This exhibition is made possible, in part, by the generous contributions of William Breeze, Ordo Templi Orientis, Richard Metzger, John Contreras, Scott Hobbs, David Brafman, William Swofford Cameron, Hetty Maclise, and The Estate of Alfred Jensen.
Just spotted this announcement in the “Forthcoming” section in the Autumn/Winter 2009 catalog from Starfire Publishing (available as a PDF from here):
Two Grimoires by Austin Osman Spare — set for publication in Spring/Summer 2010
The early years of the 20th Century were a time of great creative ferment for Spare, and amongst the items which survive from these early years are two intriguing and sumptuous grimoires, each of which is a notebook consisting of fine pen and ink and watercolour drawings. These notebooks were unfortunately not completed by
Spare. There are a number of full-page and half-page paintings and drawings; other pages have embellishments, with spaces for text which clearly was to have been inserted later. From the addition of his bookplate, it is clear that both notebooks were at one time the property of Spare’s patron Pickford Waller.
The first of these grimoires, entitled The Focus of Life & The Papyrus of Amen-AOS, is dated 1905-6. Much of the lettering remains in pencil, some of it giving clues to the underlying meaning of the imagery. An important element of this grimoire is that it features an early form of the ‘exteriorisation of sensation’ which Spare subsequently developed into the Sacred Alphabet which is a feature of The Book of Pleasure.
The second, slightly later notebook is The Arcana of AOS & the Consciousness of Kia-Ra, dated 1906. This is in some ways the more finished of the two notebooks, and picks up some of the imagery from the earlier notebook as well as integrating some new elements.

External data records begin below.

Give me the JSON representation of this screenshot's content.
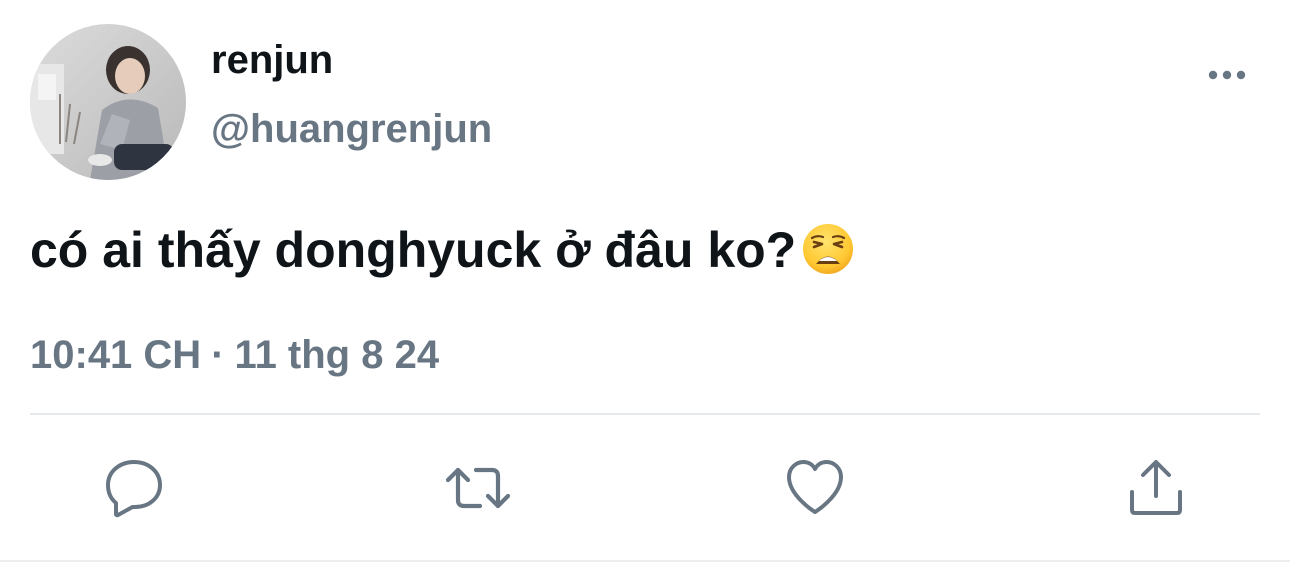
{
  "tweet": {
    "author": {
      "display_name": "renjun",
      "handle": "@huangrenjun"
    },
    "text": "có ai thấy donghyuck ở đâu ko?",
    "emoji": "weary-face",
    "time": "10:41 CH",
    "separator": "·",
    "date": "11 thg 8 24"
  },
  "actions": [
    {
      "name": "reply",
      "icon": "speech-bubble-icon"
    },
    {
      "name": "retweet",
      "icon": "retweet-icon"
    },
    {
      "name": "like",
      "icon": "heart-icon"
    },
    {
      "name": "share",
      "icon": "share-icon"
    }
  ],
  "colors": {
    "text_primary": "#0f1419",
    "text_secondary": "#687684",
    "divider": "#e6e9ec"
  }
}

These two grimoires by Spare are at once enigmatic and full of haunting beauty. The paintings and drawings from each notebook are here reproduced in full colour. With analytical essays by Michael Staley, Stephen Pochin and William Wallace, and an introduction by Robert Ansell, this publication adds to our understanding of Spare’s early years as an artist, mystic and philosopher, and sheds light on the early development of his sigilisation techniques.